[Opening EXTRACTED RECORDS section]

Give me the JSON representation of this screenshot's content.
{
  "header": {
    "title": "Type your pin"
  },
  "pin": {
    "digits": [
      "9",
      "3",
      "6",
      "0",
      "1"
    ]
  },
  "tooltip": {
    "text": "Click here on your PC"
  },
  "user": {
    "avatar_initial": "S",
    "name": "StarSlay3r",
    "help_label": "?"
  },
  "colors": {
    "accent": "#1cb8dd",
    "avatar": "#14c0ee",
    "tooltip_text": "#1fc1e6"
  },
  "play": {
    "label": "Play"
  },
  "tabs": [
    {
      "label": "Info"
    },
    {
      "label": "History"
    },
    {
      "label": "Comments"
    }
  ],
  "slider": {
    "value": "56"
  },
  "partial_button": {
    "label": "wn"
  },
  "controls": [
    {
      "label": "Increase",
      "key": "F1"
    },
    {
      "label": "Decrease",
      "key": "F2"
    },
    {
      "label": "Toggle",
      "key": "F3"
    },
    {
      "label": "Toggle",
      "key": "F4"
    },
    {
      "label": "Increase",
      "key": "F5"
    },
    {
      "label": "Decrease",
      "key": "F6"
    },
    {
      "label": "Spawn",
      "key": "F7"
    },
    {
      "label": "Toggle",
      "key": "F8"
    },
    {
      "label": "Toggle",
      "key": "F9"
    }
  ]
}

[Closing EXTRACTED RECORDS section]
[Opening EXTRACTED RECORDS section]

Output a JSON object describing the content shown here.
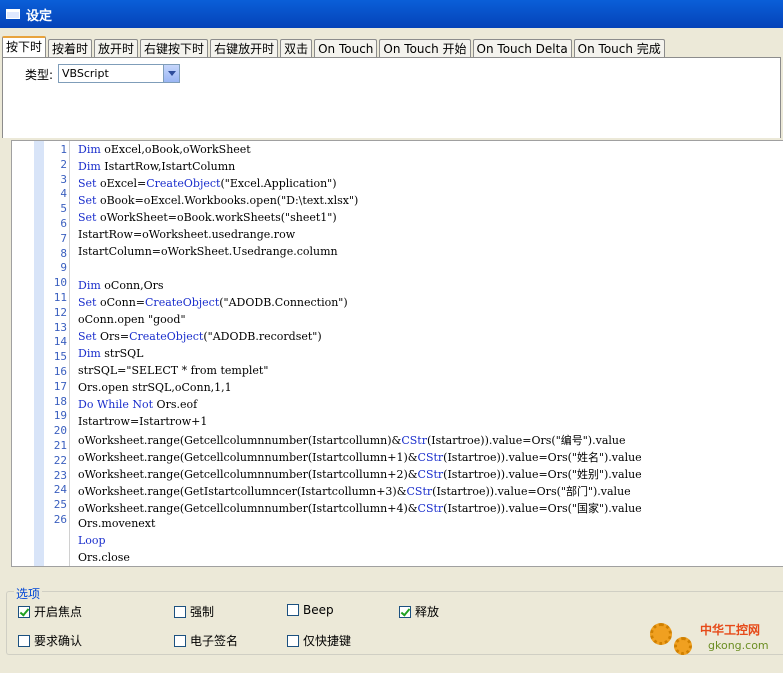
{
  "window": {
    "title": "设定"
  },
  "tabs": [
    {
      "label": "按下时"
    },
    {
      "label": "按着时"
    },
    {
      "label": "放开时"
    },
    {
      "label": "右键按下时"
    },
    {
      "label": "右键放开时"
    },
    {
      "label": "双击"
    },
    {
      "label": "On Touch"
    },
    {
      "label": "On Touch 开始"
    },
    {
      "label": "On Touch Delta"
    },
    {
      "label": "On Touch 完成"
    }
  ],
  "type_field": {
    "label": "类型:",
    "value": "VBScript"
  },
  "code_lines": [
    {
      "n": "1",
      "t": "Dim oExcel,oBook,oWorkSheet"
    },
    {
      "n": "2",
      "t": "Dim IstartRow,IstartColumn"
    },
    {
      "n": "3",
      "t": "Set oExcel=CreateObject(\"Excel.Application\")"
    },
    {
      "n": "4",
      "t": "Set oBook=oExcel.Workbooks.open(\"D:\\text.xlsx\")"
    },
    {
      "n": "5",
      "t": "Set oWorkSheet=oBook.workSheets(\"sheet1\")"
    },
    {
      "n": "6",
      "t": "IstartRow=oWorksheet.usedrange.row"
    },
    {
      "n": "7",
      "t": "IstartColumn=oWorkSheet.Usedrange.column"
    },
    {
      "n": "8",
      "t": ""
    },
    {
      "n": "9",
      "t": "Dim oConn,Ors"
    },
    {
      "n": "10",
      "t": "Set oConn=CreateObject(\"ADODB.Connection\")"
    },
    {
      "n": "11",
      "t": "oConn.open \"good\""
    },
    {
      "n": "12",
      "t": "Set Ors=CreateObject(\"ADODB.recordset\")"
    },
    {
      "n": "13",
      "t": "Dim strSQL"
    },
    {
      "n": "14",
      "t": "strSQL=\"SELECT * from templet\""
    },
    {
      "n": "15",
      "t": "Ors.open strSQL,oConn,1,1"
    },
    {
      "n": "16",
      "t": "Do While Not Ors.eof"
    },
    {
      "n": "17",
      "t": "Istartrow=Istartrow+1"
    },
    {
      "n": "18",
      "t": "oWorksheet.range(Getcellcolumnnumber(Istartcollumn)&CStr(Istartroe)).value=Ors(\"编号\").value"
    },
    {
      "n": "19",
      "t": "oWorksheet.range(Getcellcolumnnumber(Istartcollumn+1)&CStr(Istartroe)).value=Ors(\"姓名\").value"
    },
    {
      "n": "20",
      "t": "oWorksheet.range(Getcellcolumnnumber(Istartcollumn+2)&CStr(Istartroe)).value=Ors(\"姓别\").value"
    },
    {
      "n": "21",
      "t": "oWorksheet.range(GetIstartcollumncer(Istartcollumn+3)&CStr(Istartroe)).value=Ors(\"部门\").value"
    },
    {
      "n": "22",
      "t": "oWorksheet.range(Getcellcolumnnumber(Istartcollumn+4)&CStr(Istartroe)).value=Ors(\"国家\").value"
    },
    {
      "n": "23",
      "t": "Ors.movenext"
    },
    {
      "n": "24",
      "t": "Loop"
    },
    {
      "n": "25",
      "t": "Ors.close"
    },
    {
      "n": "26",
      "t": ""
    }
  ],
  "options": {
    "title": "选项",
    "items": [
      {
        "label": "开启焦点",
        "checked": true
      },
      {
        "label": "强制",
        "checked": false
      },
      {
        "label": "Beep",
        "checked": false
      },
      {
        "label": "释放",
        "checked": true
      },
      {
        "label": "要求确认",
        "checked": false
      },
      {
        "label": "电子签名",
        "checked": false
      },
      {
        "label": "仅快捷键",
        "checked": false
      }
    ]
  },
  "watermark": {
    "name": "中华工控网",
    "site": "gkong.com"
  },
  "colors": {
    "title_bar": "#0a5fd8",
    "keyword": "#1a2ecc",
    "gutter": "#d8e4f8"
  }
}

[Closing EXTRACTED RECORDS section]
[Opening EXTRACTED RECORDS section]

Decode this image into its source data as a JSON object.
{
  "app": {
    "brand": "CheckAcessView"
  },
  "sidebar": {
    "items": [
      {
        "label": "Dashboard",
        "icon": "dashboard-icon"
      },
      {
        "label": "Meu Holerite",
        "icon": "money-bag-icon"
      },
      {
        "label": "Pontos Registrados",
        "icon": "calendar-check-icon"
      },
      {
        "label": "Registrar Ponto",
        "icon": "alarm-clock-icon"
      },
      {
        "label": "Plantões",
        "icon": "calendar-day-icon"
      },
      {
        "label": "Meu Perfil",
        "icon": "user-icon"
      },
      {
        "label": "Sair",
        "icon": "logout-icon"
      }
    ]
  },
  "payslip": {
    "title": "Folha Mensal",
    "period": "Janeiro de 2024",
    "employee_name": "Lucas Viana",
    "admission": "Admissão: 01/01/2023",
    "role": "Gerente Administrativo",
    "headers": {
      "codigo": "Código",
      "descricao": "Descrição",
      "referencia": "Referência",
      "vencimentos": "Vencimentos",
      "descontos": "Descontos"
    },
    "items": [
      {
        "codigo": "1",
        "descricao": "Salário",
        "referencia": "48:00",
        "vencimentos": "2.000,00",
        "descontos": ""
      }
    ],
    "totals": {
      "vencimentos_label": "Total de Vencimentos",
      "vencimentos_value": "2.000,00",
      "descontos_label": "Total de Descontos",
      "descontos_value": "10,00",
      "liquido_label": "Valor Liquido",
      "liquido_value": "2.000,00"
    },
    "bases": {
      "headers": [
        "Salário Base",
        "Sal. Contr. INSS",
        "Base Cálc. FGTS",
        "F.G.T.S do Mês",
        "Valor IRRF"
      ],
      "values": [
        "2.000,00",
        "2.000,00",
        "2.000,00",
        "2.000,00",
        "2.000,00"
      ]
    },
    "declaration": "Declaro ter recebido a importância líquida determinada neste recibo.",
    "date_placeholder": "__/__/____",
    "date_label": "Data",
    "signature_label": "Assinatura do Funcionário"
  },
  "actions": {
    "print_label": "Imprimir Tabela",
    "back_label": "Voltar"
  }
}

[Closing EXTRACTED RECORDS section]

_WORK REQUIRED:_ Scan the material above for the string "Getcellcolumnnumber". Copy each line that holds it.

_ANSWER BOX:_
      "t": "oWorksheet.range(Getcellcolumnnumber(Istartcollumn)&CStr(Istartroe)).value=Ors(\"编号\").value"
      "t": "oWorksheet.range(Getcellcolumnnumber(Istartcollumn+1)&CStr(Istartroe)).value=Ors(\"姓名\").value"
      "t": "oWorksheet.range(Getcellcolumnnumber(Istartcollumn+2)&CStr(Istartroe)).value=Ors(\"姓别\").value"
      "t": "oWorksheet.range(Getcellcolumnnumber(Istartcollumn+4)&CStr(Istartroe)).value=Ors(\"国家\").value"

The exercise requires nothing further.